E3 Reaction: Hyrule Warriors Trades Story for Non-Stop Action


Confession time: I’m not a fan of “The Legend of Zelda” games. Nothing against them, I don’t think they’re bad, they just don’t really speak to me or summon any kind of interest from me at all. So with that in mind, I think Nintendo has created this new Zelda spin-off especially for people like me. Hyrule Warriors makes the daunting plot of the series take a backseat and puts its focus squarely on hack-and-slash action. Goodbye puzzles, hello non-stop fighting.

The initial trailer for the game elicited immediate comparisons to the “Dynasty Warriors” franchise, and that’s because itÂ’s been developed by the “Dynasty Warriors” creators. Gameplay is the same. Players take on the role of a hero (nine slots appeared on the main title screen during our demo though only two were available, Zelda and Link), and slash their way through hordes of enemy soldiers.
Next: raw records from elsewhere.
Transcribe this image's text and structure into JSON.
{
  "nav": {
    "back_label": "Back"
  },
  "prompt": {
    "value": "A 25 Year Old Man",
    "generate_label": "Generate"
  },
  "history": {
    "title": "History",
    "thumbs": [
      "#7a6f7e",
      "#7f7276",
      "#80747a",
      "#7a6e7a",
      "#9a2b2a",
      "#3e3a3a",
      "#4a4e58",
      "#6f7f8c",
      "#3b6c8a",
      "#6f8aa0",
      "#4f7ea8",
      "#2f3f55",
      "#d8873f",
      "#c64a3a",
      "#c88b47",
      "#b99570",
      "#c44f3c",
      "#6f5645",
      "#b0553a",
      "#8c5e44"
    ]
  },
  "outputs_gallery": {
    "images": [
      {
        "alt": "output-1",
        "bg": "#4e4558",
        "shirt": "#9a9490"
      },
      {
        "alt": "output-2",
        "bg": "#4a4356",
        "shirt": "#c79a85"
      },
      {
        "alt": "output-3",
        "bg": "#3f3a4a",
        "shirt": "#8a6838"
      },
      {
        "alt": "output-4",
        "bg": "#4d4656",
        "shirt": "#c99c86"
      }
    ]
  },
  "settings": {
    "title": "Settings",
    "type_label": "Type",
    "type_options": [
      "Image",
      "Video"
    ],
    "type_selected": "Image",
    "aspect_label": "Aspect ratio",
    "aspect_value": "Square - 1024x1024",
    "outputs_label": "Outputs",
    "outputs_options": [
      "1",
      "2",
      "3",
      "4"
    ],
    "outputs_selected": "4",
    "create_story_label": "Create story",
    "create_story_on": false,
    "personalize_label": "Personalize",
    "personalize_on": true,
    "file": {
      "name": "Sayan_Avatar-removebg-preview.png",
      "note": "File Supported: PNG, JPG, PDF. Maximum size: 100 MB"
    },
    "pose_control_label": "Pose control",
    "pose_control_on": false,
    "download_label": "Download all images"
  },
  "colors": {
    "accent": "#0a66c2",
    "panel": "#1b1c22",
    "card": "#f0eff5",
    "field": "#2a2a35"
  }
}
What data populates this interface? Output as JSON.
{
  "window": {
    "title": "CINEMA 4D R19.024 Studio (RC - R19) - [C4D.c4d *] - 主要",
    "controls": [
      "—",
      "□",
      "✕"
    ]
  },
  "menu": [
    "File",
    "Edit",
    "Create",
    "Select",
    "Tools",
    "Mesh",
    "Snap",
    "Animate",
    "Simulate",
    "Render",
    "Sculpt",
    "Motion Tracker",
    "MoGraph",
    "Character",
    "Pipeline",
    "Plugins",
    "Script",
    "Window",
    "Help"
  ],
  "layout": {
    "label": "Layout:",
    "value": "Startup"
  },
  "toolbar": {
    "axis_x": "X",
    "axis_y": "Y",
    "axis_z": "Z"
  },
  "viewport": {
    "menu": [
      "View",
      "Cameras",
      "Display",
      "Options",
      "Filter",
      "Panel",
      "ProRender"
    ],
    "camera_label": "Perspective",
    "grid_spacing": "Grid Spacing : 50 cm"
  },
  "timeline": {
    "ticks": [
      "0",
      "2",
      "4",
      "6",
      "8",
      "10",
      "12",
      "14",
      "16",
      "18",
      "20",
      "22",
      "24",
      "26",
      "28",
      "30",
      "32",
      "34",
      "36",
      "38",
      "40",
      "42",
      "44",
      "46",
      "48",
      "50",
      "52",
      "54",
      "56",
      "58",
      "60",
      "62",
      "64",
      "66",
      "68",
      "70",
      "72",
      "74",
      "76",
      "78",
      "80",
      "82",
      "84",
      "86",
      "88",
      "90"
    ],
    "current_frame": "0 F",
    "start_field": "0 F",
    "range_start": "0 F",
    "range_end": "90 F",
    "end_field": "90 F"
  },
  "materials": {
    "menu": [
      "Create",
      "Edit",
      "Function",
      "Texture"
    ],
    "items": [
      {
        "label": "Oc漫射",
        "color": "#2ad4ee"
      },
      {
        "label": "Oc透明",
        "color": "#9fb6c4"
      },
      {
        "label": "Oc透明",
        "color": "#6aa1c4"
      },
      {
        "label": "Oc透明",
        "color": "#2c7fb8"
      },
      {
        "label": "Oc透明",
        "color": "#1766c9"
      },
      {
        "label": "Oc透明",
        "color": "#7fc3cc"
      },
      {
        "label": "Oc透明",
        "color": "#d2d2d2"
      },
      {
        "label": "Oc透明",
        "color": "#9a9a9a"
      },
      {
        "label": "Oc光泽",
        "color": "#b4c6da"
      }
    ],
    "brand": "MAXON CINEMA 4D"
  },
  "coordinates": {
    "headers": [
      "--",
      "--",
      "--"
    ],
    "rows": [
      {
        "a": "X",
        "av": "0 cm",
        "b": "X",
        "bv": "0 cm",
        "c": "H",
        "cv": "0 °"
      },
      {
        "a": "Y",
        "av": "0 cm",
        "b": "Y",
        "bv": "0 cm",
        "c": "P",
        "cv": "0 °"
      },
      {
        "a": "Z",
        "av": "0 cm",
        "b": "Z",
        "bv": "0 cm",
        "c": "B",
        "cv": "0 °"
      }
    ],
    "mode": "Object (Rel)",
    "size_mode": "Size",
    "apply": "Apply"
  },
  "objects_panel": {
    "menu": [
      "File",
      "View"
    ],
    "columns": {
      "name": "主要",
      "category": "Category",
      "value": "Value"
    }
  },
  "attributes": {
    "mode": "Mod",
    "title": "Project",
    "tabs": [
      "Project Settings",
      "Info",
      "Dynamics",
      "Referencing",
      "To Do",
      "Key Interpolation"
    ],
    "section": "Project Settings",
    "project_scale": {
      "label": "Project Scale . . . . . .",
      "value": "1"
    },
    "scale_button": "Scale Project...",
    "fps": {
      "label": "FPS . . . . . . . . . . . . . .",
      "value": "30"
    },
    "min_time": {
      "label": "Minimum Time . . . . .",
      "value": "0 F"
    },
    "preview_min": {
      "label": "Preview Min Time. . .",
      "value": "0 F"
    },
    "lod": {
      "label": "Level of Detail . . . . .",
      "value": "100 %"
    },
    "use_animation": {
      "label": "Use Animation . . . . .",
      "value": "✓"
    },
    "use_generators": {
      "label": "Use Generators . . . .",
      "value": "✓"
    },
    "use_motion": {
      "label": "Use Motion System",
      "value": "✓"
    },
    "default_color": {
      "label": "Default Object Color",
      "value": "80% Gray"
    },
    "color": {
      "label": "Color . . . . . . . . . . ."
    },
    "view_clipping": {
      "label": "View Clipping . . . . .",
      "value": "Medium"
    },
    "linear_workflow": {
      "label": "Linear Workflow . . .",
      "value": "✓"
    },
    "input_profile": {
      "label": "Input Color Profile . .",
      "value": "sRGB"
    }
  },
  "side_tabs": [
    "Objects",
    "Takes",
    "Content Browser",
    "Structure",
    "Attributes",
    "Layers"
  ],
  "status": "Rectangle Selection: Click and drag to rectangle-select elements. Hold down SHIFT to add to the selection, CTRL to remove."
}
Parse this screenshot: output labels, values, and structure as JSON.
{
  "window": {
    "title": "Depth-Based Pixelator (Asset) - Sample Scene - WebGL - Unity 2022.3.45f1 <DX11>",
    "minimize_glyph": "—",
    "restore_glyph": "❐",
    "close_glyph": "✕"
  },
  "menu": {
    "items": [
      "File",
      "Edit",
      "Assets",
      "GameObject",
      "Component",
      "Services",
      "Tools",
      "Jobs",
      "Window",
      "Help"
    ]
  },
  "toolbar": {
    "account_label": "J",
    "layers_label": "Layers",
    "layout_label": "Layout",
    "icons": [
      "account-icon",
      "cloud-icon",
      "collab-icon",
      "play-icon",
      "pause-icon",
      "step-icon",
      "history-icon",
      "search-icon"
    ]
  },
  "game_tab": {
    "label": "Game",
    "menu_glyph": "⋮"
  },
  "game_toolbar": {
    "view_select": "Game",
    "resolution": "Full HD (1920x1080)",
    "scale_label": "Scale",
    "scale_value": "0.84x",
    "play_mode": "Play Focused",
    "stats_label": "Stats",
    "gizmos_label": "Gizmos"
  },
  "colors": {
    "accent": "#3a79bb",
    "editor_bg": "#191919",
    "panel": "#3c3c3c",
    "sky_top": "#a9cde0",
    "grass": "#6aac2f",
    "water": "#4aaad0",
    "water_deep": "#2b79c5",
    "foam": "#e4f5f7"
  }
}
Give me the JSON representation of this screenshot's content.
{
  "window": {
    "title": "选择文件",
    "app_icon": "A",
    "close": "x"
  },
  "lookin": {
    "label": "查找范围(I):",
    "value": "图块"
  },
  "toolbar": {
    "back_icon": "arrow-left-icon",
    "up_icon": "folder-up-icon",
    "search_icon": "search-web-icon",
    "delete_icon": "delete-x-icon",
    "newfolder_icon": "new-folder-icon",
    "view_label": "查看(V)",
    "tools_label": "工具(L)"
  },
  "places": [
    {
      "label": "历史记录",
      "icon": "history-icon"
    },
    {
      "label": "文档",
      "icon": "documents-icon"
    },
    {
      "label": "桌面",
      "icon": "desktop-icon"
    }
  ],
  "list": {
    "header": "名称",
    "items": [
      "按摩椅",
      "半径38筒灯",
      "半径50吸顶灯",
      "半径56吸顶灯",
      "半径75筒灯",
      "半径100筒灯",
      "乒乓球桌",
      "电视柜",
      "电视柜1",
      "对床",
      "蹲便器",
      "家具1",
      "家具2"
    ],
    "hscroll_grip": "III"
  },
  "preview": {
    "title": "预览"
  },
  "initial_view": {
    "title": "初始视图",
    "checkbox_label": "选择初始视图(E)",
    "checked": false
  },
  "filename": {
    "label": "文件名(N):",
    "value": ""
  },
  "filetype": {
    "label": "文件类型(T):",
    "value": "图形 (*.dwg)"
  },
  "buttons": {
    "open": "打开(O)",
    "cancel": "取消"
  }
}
It may play like Dynasty Warriors, but Hyrule Warriors certainly doesn’t shy away from its “Legend of Zelda” theme with power ups and special items from the game’s mythos being unlockable throughout the levels.

The game’s map is divided up into sections, some being open battlefields and others being keeps and castles. Players can monitor the map on their HUD and see how densely populated the enemy armies are in any given area. I got a bit of a Star Wars Battlefront vibe from some elements of the game as players are required to “Capture” segments of the map and defeat the enemies within. Slicing up all of them results in the arena boss entering the frame, who was none other than King Dodongo from “Ocarina of Time” in our demo.

In keeping with the theme of this year’s E3, there is also localized co-op in the game. One player can assume control on their television while another plays on the Wii U GamePad. Though the screen might be small, the look of the game translates well and plays with no delays.

If there’s one place that Hyrule Warriors is lacking in, it’s the visuals. The graphics aren’t bad, but when it’s being displayed next to the likes of Super Smash Bros. and Yoshi’s Woolly World, it just doesn’t compare. Plus, when the transition screens are more impressive than the actual world of the levels, you’ve got a problem.

Hyrule Warriors is the kind of brainless action game that I can get behind. Hardcore Zelda fans may not take to it since it’s more of its own game than an actual continuation of the franchise, but perhaps the idea of pairing up heroes from different time periods of the Zelda world together will be enough to get them interested.

Hyrule Warriors will launch exclusively for the Wii U on September 26. You can watch the E3 2014 trailer below.